The headline changes to the Ombudsman’s terms of reference can be summarised as follows:
- Reasonable offers: Where an agent has made a reasonable offer in its final response to a complaint, the Ombudsman can indicate that it considers this to be the fairest outcome for all the parties and recommend acceptance of the offer. The Ombudsman can do this at the point of referral, and close the case without having to go through the formal review process.
- No detriment suffered: If the Ombudsman considers that a complaint does not have a reasonable chance of success and the complainant has not suffered financial loss or other detriment, then the Ombudsman can decline the case without having to investigate it further.
- Lack of proper engagement by the Complainant: If the complainant fails to provide requested information or otherwise fails to properly engage in the resolution process, the Ombudsman may end the investigation and close the case.

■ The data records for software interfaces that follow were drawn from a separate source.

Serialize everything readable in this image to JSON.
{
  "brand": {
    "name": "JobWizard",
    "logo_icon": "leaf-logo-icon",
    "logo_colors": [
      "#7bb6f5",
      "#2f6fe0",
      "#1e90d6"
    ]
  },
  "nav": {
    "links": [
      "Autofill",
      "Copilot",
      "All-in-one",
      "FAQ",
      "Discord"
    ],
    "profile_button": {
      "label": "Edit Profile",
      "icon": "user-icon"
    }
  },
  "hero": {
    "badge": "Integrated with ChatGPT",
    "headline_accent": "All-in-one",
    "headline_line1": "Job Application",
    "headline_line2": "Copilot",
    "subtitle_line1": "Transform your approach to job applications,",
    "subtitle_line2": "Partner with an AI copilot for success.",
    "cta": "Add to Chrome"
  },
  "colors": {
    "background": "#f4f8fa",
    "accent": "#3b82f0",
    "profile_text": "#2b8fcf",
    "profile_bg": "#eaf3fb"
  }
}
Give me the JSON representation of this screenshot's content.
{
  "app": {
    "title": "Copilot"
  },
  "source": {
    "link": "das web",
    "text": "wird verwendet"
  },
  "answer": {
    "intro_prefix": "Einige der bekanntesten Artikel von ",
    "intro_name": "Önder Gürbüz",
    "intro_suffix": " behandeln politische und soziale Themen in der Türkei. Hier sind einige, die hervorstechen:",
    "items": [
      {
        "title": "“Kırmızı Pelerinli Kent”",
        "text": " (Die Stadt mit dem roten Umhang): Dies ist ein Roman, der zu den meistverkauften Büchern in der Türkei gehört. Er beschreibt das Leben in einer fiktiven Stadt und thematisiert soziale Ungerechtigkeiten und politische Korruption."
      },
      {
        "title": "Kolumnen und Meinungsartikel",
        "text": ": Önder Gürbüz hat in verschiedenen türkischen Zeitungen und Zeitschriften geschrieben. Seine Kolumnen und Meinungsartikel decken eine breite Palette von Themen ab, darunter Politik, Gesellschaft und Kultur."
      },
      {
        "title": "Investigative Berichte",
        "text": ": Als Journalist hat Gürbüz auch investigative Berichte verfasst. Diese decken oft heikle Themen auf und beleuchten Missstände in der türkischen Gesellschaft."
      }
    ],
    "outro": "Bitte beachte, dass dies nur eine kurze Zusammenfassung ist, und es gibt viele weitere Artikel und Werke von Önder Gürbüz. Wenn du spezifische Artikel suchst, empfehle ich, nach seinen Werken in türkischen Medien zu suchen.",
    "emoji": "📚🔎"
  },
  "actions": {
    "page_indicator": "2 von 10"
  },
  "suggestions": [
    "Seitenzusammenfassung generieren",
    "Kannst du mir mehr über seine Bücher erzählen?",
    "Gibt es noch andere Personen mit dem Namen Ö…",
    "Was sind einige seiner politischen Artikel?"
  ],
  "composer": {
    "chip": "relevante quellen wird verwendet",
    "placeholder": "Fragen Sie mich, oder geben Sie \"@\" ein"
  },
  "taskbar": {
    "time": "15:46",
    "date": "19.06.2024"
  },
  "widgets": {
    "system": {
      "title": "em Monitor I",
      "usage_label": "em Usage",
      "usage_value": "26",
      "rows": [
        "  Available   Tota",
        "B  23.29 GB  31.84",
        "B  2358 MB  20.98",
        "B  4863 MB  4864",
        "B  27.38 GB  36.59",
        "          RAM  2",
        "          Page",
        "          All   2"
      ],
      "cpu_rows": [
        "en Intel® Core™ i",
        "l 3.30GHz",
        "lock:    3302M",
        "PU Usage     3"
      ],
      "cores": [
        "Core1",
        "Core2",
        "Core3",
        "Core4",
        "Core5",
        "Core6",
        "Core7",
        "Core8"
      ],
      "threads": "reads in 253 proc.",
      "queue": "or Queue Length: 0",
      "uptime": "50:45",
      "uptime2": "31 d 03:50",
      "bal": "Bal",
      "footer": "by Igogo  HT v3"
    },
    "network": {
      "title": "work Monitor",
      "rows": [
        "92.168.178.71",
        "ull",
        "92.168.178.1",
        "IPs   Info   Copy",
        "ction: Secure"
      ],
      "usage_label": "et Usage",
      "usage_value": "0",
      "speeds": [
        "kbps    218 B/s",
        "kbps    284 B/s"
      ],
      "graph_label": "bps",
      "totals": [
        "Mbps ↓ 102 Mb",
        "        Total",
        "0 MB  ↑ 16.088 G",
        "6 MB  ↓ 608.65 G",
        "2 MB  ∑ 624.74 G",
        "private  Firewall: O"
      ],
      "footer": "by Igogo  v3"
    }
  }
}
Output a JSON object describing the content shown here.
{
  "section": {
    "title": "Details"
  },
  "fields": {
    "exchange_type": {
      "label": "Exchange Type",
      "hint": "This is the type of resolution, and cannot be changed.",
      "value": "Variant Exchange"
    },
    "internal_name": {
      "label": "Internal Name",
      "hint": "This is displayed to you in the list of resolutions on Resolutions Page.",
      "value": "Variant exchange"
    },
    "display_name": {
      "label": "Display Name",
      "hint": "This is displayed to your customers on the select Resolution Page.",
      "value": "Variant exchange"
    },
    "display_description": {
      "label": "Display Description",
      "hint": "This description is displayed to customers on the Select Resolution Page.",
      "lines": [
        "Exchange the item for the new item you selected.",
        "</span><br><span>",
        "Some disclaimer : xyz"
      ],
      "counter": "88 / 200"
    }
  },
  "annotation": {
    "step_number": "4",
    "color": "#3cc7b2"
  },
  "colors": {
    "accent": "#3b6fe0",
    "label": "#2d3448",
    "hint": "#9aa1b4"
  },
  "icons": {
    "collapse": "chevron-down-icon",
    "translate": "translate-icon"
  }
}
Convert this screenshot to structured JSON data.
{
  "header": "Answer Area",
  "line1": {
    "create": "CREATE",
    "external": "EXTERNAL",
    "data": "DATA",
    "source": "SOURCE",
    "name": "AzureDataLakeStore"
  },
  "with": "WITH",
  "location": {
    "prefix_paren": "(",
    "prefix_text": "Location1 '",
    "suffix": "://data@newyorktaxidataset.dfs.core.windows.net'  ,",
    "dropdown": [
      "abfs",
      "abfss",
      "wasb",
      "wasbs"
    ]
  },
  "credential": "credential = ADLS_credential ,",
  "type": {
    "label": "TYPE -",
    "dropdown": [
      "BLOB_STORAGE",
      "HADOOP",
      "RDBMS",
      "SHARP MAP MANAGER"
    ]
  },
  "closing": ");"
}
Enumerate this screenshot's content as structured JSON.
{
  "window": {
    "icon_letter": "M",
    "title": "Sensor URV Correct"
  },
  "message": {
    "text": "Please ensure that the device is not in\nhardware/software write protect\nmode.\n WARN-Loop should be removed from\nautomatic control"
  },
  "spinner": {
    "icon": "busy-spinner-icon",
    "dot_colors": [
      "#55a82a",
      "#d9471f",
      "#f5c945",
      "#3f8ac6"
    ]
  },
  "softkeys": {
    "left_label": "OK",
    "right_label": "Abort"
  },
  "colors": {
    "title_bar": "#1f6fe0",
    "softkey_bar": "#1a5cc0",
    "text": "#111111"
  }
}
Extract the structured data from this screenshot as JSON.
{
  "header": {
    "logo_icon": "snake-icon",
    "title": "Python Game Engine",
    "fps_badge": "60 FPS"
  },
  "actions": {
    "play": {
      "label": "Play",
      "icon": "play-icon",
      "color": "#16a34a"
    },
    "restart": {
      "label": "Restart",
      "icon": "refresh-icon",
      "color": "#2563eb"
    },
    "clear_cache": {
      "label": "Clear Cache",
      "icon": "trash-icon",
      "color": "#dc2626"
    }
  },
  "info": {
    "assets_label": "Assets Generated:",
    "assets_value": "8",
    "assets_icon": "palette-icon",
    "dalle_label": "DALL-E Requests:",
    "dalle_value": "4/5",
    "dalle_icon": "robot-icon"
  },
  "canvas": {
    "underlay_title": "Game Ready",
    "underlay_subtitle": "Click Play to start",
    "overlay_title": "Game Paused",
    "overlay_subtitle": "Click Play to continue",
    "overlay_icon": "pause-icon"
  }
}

- Other approaches to resolution: The Ombudsman may order other approaches to the matter, such as conciliation or mediation.
The changes are hoped to achieve earlier resolution of complaints, with the added benefit of reducing waiting times. There are also opportunities to close complaints from vexatious complainants who do not engage properly with the resolution process.
James Burgoyne of Brunel Professions said, “The Ombudsman has made some welcome changes to its terms of reference to ensure that reasonable goodwill gestures are accepted and to allow claims to be discontinued if the other party does not engage reasonably with the resolution process.”
“Of concern, however, is the increased focus on alternative dispute resolution; member firms could find themselves locked into extended discussions, tying up hours of management time unprofitably if the Ombudsman orders mediation. This underlines the benefits to firms of early resolution, before matters escalate to the Ombudsman. It may be hoped that the Ombudsman will otherwise be swift to use its new powers with persistent and unmeritorious complainants.”
The Property Ombudsman has published its own statement regarding the changes which can be found here.